On Saturday, the part the medical fund played in the town’s history was marked with the unveiling of a new blue heritage plaque by group Swindon Heritage. It comes a month before the NHS's 70th anniversary.

Mayor Junab Ali was joined by Mike Atwell, grandson of one of the fund’s last commissioners, to reveal the new plaque. Mounted on the Faringdon Road façade of the Milton Road Baths, the plaque reads: “GWR Medical Fund HQ and Baths. The blueprint for the NHS.”

A large group gathered to watch the unveiling, with police officers called out to direct traffic around the crowd. Coun Ali told them: “We have a 200-year history and I think it is one of a kind in the country. This is as far as I know the birthplace of the NHS. We should be hugely proud of our history.We need to promote our town a lot better, promote our history, promote our heritage.”
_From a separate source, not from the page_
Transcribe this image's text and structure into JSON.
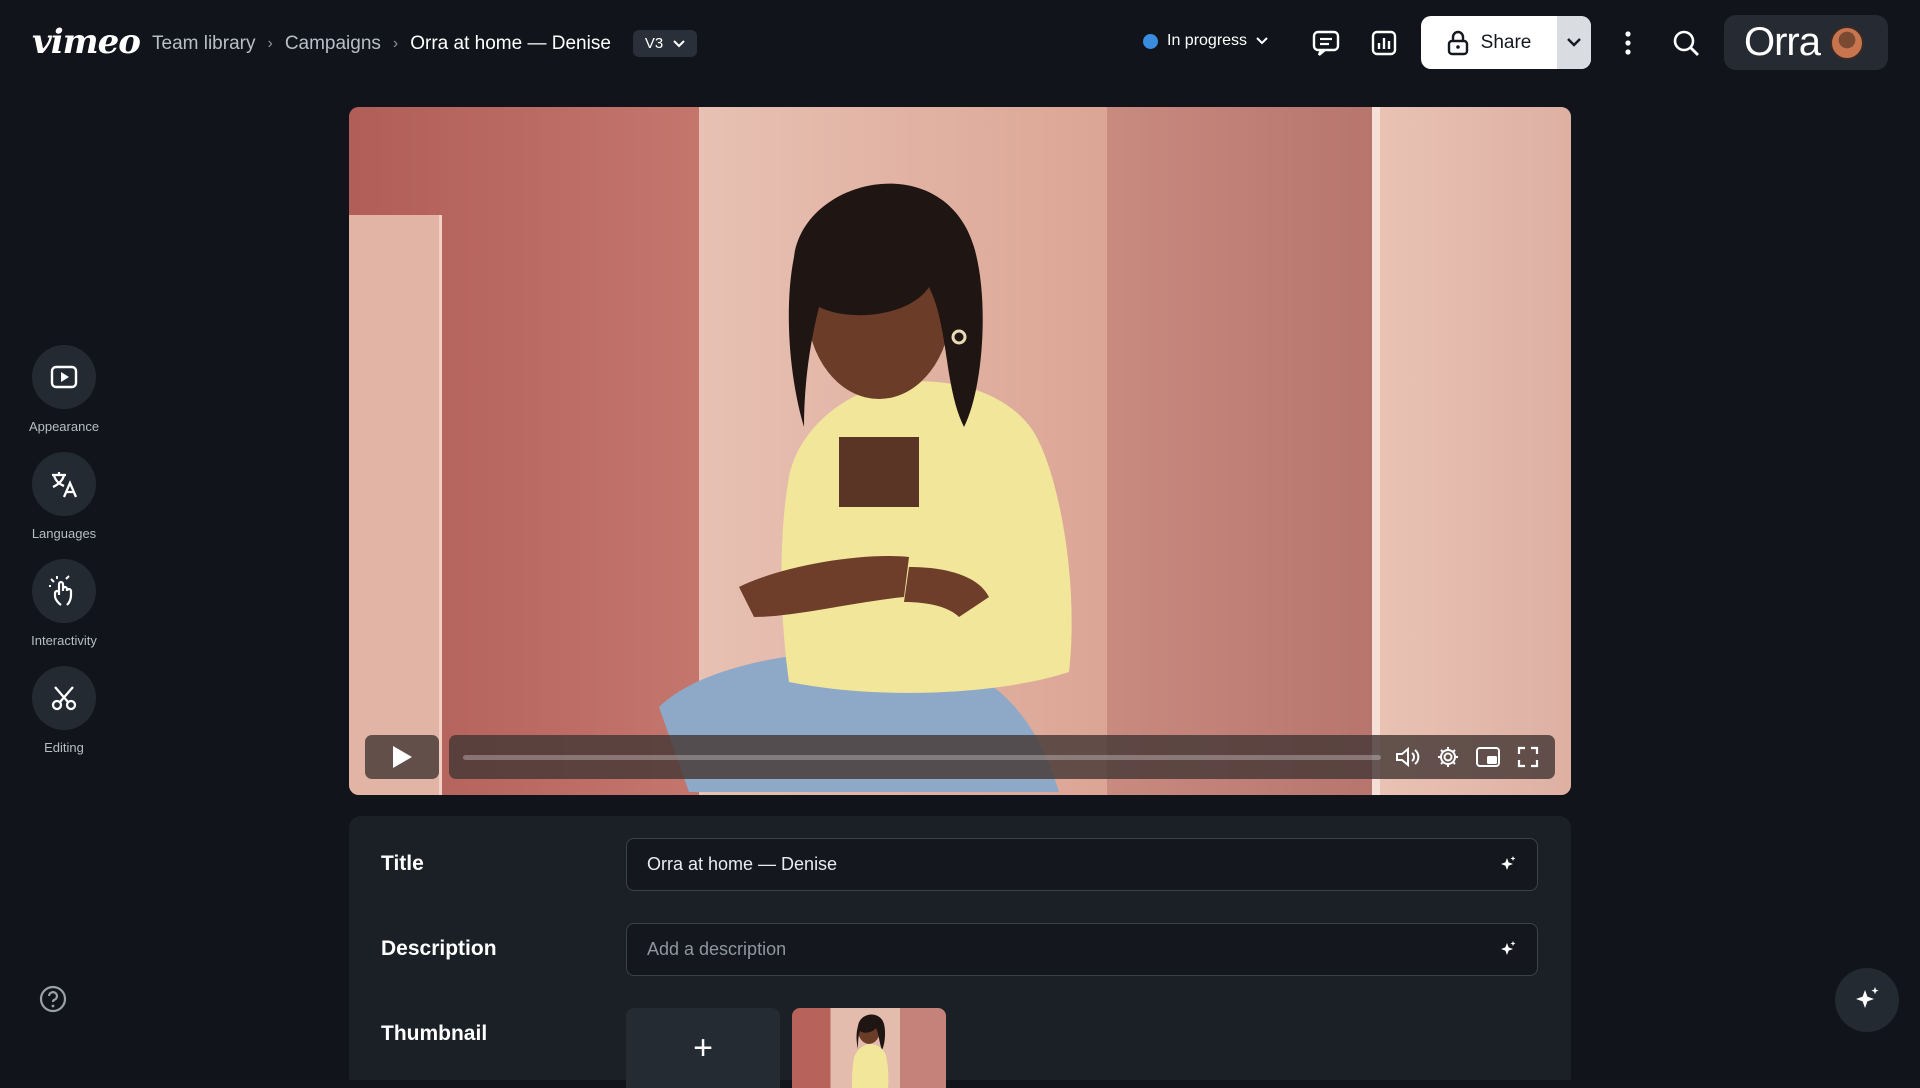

Founded in 1847, the GWR Medical Fund moved from its Railway Village hospital to the new purpose-built Milton Road Baths in the 1890s. The baths boasted range of health treatments and professionals, from doctors and dentists to a pharmacy and Turkish baths.

Mike Atwell’s grandfather, Jack Dixon, oversaw the transfer of the fund from the GWR to the state in 1948. “My mother always said Jack owed his life to the medical fund,” said Mike. “He was prescribed penicillin in the 1940s before it was widely available across the country.”

Jean Allen, 86, of Rodbourne Cheney, remembered life working in the Milton Road Baths. The former dental nurse said: “One thing I remember in the railway works, they issued little brass checks to those waiting for doctors’ appointments downstairs. You kept hearing the ‘tinkle tinkle’ of the checks. When they said they were going to move to Carfax Street I asked what they were going to do with the brass checks. They said, ‘That’s old hat.’ They used plastic.”

Where are all Swindon's blue plaques?

The unveiling of the blue plaque came as Swindon celebrated Civic Day, with tours around the historic Health Hydro and Railway Village.

Campaigners fear the 120-year-old baths could be under threat. In 2016, Greenwich Leisure Limited, which leases the site from the council, announced a consultation to convert the Turkish baths into 30 flats. A petition against the move has been signed by almost 6,000 people.

GLL has said no decision over the flats plan had been made.

Speaking to crowds on Civic Day, South Swindon MP Robert Buckland alluded to the controversy over the baths’ future: “Together we can make progress. We’re probably going to need help and support from other agencies, but there’s a lot we can do.”